Located in the heart of the California Gold Country and right on the 49’er Gold Rush Trail is an excellent example of a perfectly preserved General Store from the mid 1800’s. The picturesque Monteverde Store is a wonderful historical location and gives you a perfect glimpse into how things were in the wild west. This particular building, with all its history and significance to the people of Sutter Creek and their ancestors, is definitely a must see while in the Sierra Nevada Foothills.Monteverde Store Museum
Don’t forget to visit the small office next door and see the history of Sutter Creek hand painted on the walls, by local artist Rand Hugget. This amazing mural, that covers the entire room, will walk you through the progression of how Sutter Creek came to be.
The Monteverde Store was opened by John Monteverde and his son John, as a country store in 1896 and still displays all paraphernalia of the past on its shelves. Dry goods, hardware, bulk products, apparel, patterns, even penny candy were on hand for local shoppers. Well preserved, it is now a museum.
Over its counters and from the shed (now the home of the Sutter Creek Visitors Center Office), the Monteverde family sold all manner and description of merchandise. Their emporium also served as a meeting place for the housewives of the period. The existing old ledgers, written in spidery script, attest to the good and bad times that befell the citizens of Sutter Creek.
The store was pretty much as you see it today. Dry goods on the west wall and hardware in the back behind the original cast iron pot belly stove. Groceries were on the east wall and the elevated office was in the rear. Each sale was entered into the day book, totals made at the end of the month, and John bill handed to the customer.
Over the years, the Monteverde store changed little from its early days. Brown paper bags and rolls of wrapping paper are still in place. An intricately carved and highly polished oak icebox is built into one wall, flanked by shelves stocked with clothing, books of wallpaper samples, cartons of hosiery and sewing goods. Across the room are the shelves of food. Some containers are still full and we don’t exactly know what is in the mason jars.
About the Monteverde Family:
John Monteverde, Sr. was a native of Genoa, Italy who came to America in 1860. After arriving in San Francisco, he decided to cast his lot in the Mother Lode country and came to Sutter Creek in 1861. He became an American citizen on August 25, 1872.
He worked in the gold mines for many years and later became a stone mason. Mr. Monteverde built many of the stone and cement walks around homes and on Main Street in Sutter Creek.
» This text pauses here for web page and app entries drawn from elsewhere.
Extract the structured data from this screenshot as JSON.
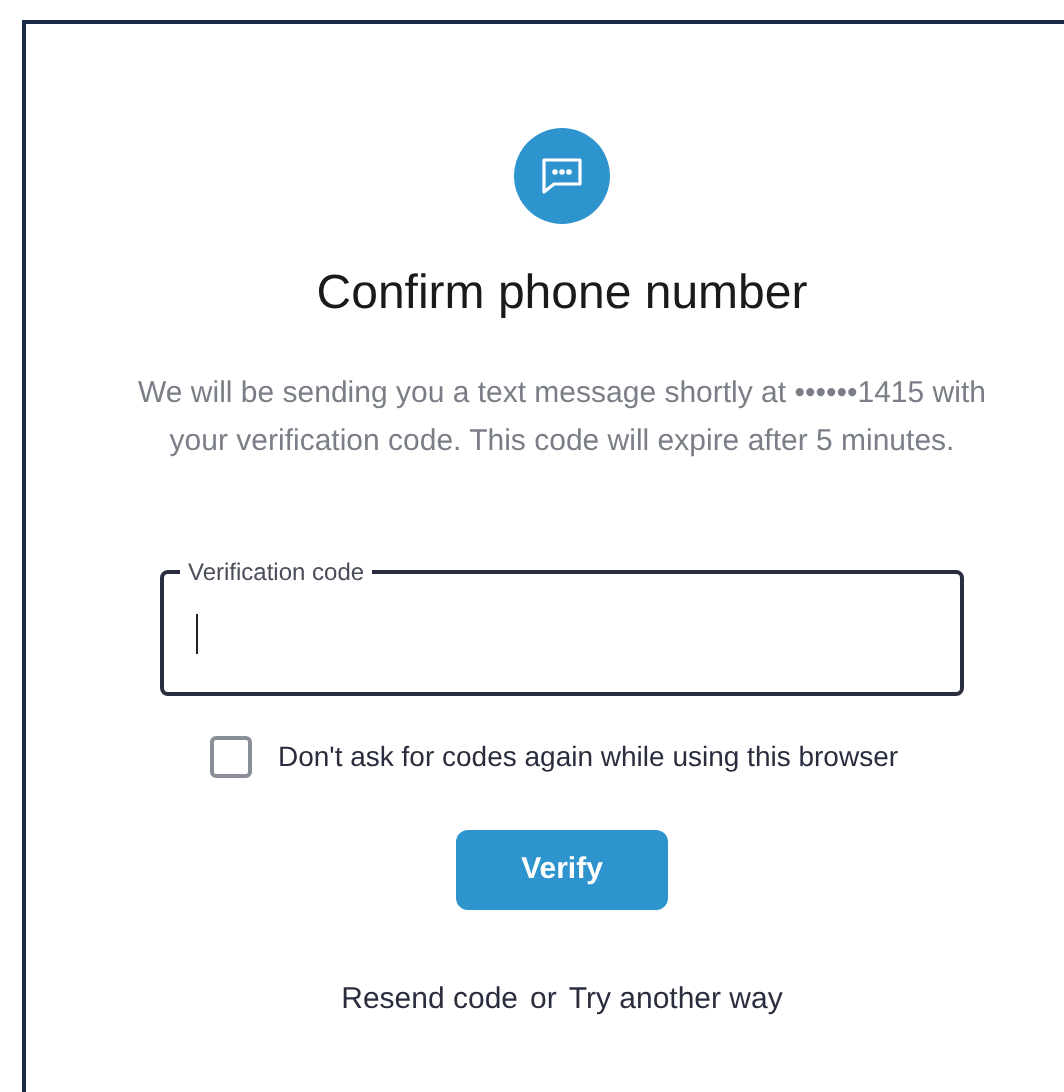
{
  "title": "Confirm phone number",
  "message": "We will be sending you a text message shortly at ••••••1415 with your verification code. This code will expire after 5 minutes.",
  "code_field": {
    "label": "Verification code",
    "focused": true
  },
  "remember_checkbox": {
    "label": "Don't ask for codes again while using this browser",
    "checked": false
  },
  "verify_button": "Verify",
  "resend_link": "Resend code",
  "separator": "or",
  "other_way_link": "Try another way"
}
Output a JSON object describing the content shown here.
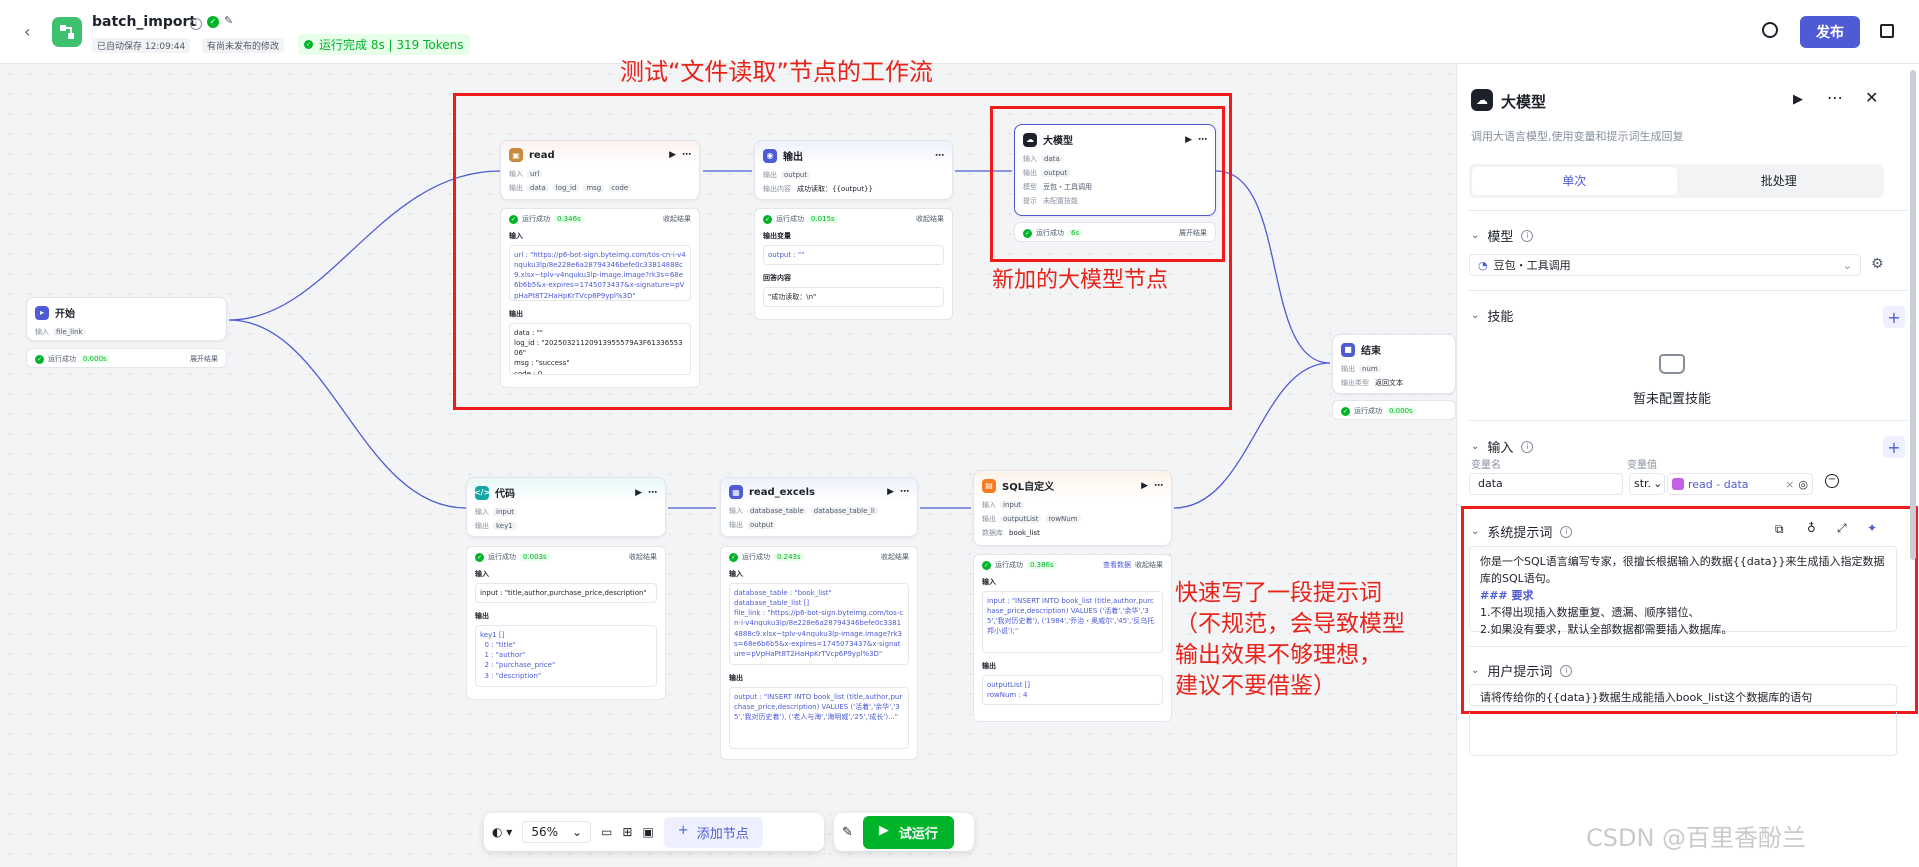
{
  "app": {
    "title": "batch_import",
    "autosave": "已自动保存 12:09:44",
    "unpublished": "有尚未发布的修改",
    "run_status": "运行完成 8s | 319 Tokens",
    "publish": "发布",
    "brand_color": "#4e5bd5",
    "success_color": "#00b42a"
  },
  "toolbar": {
    "zoom": "56%",
    "add_node": "添加节点",
    "test_run": "试运行"
  },
  "annotations": {
    "title": "测试“文件读取”节点的工作流",
    "new_node": "新加的大模型节点",
    "prompt_note": "快速写了一段提示词\n（不规范，会导致模型\n输出效果不够理想，\n建议不要借鉴）"
  },
  "common": {
    "input": "输入",
    "output": "输出",
    "run_ok": "运行成功",
    "collapse": "收起结果",
    "expand": "展开结果",
    "view_data": "查看数据",
    "output_vars": "输出变量",
    "reply_content": "回答内容",
    "db": "数据库",
    "model": "模型",
    "prompt": "提示",
    "output_type": "输出类型",
    "output_format": "输出内容"
  },
  "nodes": {
    "start": {
      "title": "开始",
      "input": "file_link",
      "time": "0.000s"
    },
    "read": {
      "title": "read",
      "input": "url",
      "outputs": [
        "data",
        "log_id",
        "msg",
        "code"
      ],
      "time": "0.346s",
      "input_text": "url : \"https://p6-bot-sign.byteimg.com/tos-cn-i-v4nquku3lp/8e228e6a28794346befe0c33814888c9.xlsx~tplv-v4nquku3lp-image.image?rk3s=68e6b6b5&x-expires=1745073437&x-signature=pVpHaPt8T2HaHpKrTVcp6P9ypl%3D\"",
      "output_text": "data : \"\"\nlog_id : \"20250321120913955579A3F6133655306\"\nmsg : \"success\"\ncode : 0"
    },
    "output": {
      "title": "输出",
      "output": "output",
      "format_value": "成功读取：{{output}}",
      "time": "0.015s",
      "var_text": "output : \"\"",
      "reply_text": "\"成功读取：\\n\""
    },
    "llm_node": {
      "title": "大模型",
      "input": "data",
      "output": "output",
      "model_value": "豆包・工具调用",
      "prompt_value": "未配置技能",
      "time": "6s"
    },
    "end": {
      "title": "结束",
      "output": "num",
      "output_type_value": "返回文本",
      "time": "0.000s"
    },
    "code": {
      "title": "代码",
      "input": "input",
      "output": "key1",
      "time": "0.003s",
      "input_text": "input : \"title,author,purchase_price,description\"",
      "output_text": "key1 []\n  0 : \"title\"\n  1 : \"author\"\n  2 : \"purchase_price\"\n  3 : \"description\""
    },
    "read_excels": {
      "title": "read_excels",
      "inputs": [
        "database_table",
        "database_table_li"
      ],
      "output": "output",
      "time": "0.243s",
      "input_text": "database_table : \"book_list\"\ndatabase_table_list []\nfile_link : \"https://p6-bot-sign.byteimg.com/tos-cn-i-v4nquku3lp/8e228e6a28794346befe0c33814888c9.xlsx~tplv-v4nquku3lp-image.image?rk3s=68e6b6b5&x-expires=1745073437&x-signature=pVpHaPt8T2HaHpKrTVcp6P9ypl%3D\"",
      "output_text": "output : \"INSERT INTO book_list (title,author,purchase_price,description) VALUES ('活着','余华','35','我对历史着'), ('老人与海','海明威','25','成长')...\""
    },
    "sql": {
      "title": "SQL自定义",
      "input": "input",
      "outputs": [
        "outputList",
        "rowNum"
      ],
      "db_value": "book_list",
      "time": "0.386s",
      "input_text": "input : \"INSERT INTO book_list (title,author,purchase_price,description) VALUES ('活着','余华','35','我对历史着'), ('1984','乔治・奥威尔','45','反乌托邦小说');\"",
      "output_text": "outputList []\nrowNum : 4"
    }
  },
  "panel": {
    "title": "大模型",
    "subtitle": "调用大语言模型,使用变量和提示词生成回复",
    "tabs": [
      "单次",
      "批处理"
    ],
    "model_section": "模型",
    "model_value": "豆包・工具调用",
    "skills_section": "技能",
    "skills_empty": "暂未配置技能",
    "input_section": "输入",
    "var_name_label": "变量名",
    "var_value_label": "变量值",
    "var_name": "data",
    "var_type": "str.",
    "var_ref": "read - data",
    "system_prompt_section": "系统提示词",
    "system_prompt_lines": [
      "你是一个SQL语言编写专家，很擅长根据输入的数据{{data}}来生成插入指定数据库的SQL语句。",
      "### 要求",
      "1.不得出现插入数据重复、遗漏、顺序错位、",
      "2.如果没有要求，默认全部数据都需要插入数据库。"
    ],
    "user_prompt_section": "用户提示词",
    "user_prompt": "请将传给你的{{data}}数据生成能插入book_list这个数据库的语句"
  },
  "watermark": "CSDN @百里香酚兰"
}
John (unknown – 1918) and Rosa (1851-1943) had seven children: four boys: John (1873-1959) , James (Unknown – 1920), Joseph and Louis (1882-1961), and three girls: Mary (1879- 1972), Kathryn “Kate” (1885-1956), and Rose (1889-1978). The children were born and grew up in Sutter Creek. They graduated from Sutter Creek Grammer School, which is a National Historical landmark. There were no high schools in Amador County at that time.
After their father died on August 19, 1918, and due to her mother’s failing health, operating the store fell to Mary. Meanwhile, Rose worked as a bookkeeper and secretary for the Central Eureka Mine until it closed in 1954.
After the Eureka mine closed, Rose began helping Mary run the family business. The sisters closed the store on October 27,1971. They put a hand-written sign in the window that stated “This store will be closed for a few days.” This sign remained in the store window for over twenty years. After Mary’s death on August 23, 1972, Rose was very despondent and alone. She lived until April 11, 1978. The city kept the store closed for many years before reopening it in 1992 as a museum.
You can still see the original antique items still on the shelves. Preserved forever. Call in advance for a volunteer docent-led exploration of the store and the history of the Monteverde Family.
Seasons Open: All Year
Hours Open: Call for guaranteed tour. Sometimes open weekends. The Museum is open only through the generosity of volunteers.